● **Work required**
Your response should give back each record exactly, word for word.

Component data from apps and pages
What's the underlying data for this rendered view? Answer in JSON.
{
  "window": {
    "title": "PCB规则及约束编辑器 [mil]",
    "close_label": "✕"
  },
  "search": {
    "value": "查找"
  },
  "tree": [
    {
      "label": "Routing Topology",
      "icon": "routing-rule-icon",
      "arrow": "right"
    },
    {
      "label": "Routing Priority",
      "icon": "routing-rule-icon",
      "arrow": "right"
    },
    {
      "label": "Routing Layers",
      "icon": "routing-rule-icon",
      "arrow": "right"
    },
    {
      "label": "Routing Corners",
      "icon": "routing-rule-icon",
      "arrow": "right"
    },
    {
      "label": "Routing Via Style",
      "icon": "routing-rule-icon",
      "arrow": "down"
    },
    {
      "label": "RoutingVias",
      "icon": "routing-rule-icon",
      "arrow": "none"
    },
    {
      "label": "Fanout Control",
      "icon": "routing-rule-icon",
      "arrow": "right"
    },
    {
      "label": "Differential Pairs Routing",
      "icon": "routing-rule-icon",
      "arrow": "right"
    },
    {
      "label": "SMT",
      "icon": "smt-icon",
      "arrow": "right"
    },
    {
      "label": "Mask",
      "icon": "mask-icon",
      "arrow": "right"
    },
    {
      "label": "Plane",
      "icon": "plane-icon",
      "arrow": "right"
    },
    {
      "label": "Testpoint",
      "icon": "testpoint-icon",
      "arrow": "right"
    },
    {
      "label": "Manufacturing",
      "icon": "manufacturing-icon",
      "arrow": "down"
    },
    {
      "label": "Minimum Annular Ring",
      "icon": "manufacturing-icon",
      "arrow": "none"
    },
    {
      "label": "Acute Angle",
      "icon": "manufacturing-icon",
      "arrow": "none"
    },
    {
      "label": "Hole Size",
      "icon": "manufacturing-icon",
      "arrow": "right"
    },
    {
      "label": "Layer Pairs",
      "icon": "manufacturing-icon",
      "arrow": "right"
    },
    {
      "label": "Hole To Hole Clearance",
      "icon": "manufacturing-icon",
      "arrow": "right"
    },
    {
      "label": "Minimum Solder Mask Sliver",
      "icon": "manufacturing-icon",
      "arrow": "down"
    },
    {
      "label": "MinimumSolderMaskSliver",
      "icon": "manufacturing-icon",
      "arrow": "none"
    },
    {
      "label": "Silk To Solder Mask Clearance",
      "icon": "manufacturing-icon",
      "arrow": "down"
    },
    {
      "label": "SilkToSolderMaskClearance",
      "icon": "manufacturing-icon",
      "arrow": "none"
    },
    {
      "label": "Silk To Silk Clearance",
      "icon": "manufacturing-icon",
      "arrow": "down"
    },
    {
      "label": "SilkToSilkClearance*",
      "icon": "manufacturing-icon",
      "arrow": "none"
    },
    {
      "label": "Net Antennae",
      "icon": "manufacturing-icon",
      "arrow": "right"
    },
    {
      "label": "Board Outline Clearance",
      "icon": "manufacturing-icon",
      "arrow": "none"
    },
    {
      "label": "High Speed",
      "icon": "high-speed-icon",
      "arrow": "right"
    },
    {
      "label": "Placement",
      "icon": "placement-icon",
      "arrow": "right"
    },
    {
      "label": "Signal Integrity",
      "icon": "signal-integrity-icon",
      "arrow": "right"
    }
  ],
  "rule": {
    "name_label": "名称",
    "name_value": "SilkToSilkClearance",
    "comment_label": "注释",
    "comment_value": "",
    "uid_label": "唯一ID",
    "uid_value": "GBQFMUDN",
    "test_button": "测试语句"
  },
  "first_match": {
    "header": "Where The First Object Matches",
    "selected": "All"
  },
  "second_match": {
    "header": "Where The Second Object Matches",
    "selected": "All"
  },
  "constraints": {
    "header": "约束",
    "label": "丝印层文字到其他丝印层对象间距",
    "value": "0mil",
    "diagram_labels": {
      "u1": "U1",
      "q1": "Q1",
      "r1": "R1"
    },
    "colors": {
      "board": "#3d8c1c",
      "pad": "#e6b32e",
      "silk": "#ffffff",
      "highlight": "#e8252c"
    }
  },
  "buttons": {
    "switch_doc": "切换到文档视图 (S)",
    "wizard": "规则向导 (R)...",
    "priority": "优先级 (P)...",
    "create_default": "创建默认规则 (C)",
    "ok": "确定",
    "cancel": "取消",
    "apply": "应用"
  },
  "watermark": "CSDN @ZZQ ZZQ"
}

● **Response to the task**
What's the underlying data for this rendered view? Answer in JSON.
{
  "window": {
    "title": "PCB规则及约束编辑器 [mil]",
    "close_label": "✕"
  },
  "search": {
    "value": "查找"
  },
  "tree": [
    {
      "label": "Routing Topology",
      "icon": "routing-rule-icon",
      "arrow": "right"
    },
    {
      "label": "Routing Priority",
      "icon": "routing-rule-icon",
      "arrow": "right"
    },
    {
      "label": "Routing Layers",
      "icon": "routing-rule-icon",
      "arrow": "right"
    },
    {
      "label": "Routing Corners",
      "icon": "routing-rule-icon",
      "arrow": "right"
    },
    {
      "label": "Routing Via Style",
      "icon": "routing-rule-icon",
      "arrow": "down"
    },
    {
      "label": "RoutingVias",
      "icon": "routing-rule-icon",
      "arrow": "none"
    },
    {
      "label": "Fanout Control",
      "icon": "routing-rule-icon",
      "arrow": "right"
    },
    {
      "label": "Differential Pairs Routing",
      "icon": "routing-rule-icon",
      "arrow": "right"
    },
    {
      "label": "SMT",
      "icon": "smt-icon",
      "arrow": "right"
    },
    {
      "label": "Mask",
      "icon": "mask-icon",
      "arrow": "right"
    },
    {
      "label": "Plane",
      "icon": "plane-icon",
      "arrow": "right"
    },
    {
      "label": "Testpoint",
      "icon": "testpoint-icon",
      "arrow": "right"
    },
    {
      "label": "Manufacturing",
      "icon": "manufacturing-icon",
      "arrow": "down"
    },
    {
      "label": "Minimum Annular Ring",
      "icon": "manufacturing-icon",
      "arrow": "none"
    },
    {
      "label": "Acute Angle",
      "icon": "manufacturing-icon",
      "arrow": "none"
    },
    {
      "label": "Hole Size",
      "icon": "manufacturing-icon",
      "arrow": "right"
    },
    {
      "label": "Layer Pairs",
      "icon": "manufacturing-icon",
      "arrow": "right"
    },
    {
      "label": "Hole To Hole Clearance",
      "icon": "manufacturing-icon",
      "arrow": "right"
    },
    {
      "label": "Minimum Solder Mask Sliver",
      "icon": "manufacturing-icon",
      "arrow": "down"
    },
    {
      "label": "MinimumSolderMaskSliver",
      "icon": "manufacturing-icon",
      "arrow": "none"
    },
    {
      "label": "Silk To Solder Mask Clearance",
      "icon": "manufacturing-icon",
      "arrow": "down"
    },
    {
      "label": "SilkToSolderMaskClearance",
      "icon": "manufacturing-icon",
      "arrow": "none"
    },
    {
      "label": "Silk To Silk Clearance",
      "icon": "manufacturing-icon",
      "arrow": "down"
    },
    {
      "label": "SilkToSilkClearance*",
      "icon": "manufacturing-icon",
      "arrow": "none"
    },
    {
      "label": "Net Antennae",
      "icon": "manufacturing-icon",
      "arrow": "right"
    },
    {
      "label": "Board Outline Clearance",
      "icon": "manufacturing-icon",
      "arrow": "none"
    },
    {
      "label": "High Speed",
      "icon": "high-speed-icon",
      "arrow": "right"
    },
    {
      "label": "Placement",
      "icon": "placement-icon",
      "arrow": "right"
    },
    {
      "label": "Signal Integrity",
      "icon": "signal-integrity-icon",
      "arrow": "right"
    }
  ],
  "rule": {
    "name_label": "名称",
    "name_value": "SilkToSilkClearance",
    "comment_label": "注释",
    "comment_value": "",
    "uid_label": "唯一ID",
    "uid_value": "GBQFMUDN",
    "test_button": "测试语句"
  },
  "first_match": {
    "header": "Where The First Object Matches",
    "selected": "All"
  },
  "second_match": {
    "header": "Where The Second Object Matches",
    "selected": "All"
  },
  "constraints": {
    "header": "约束",
    "label": "丝印层文字到其他丝印层对象间距",
    "value": "0mil",
    "diagram_labels": {
      "u1": "U1",
      "q1": "Q1",
      "r1": "R1"
    },
    "colors": {
      "board": "#3d8c1c",
      "pad": "#e6b32e",
      "silk": "#ffffff",
      "highlight": "#e8252c"
    }
  },
  "buttons": {
    "switch_doc": "切换到文档视图 (S)",
    "wizard": "规则向导 (R)...",
    "priority": "优先级 (P)...",
    "create_default": "创建默认规则 (C)",
    "ok": "确定",
    "cancel": "取消",
    "apply": "应用"
  },
  "watermark": "CSDN @ZZQ ZZQ"
}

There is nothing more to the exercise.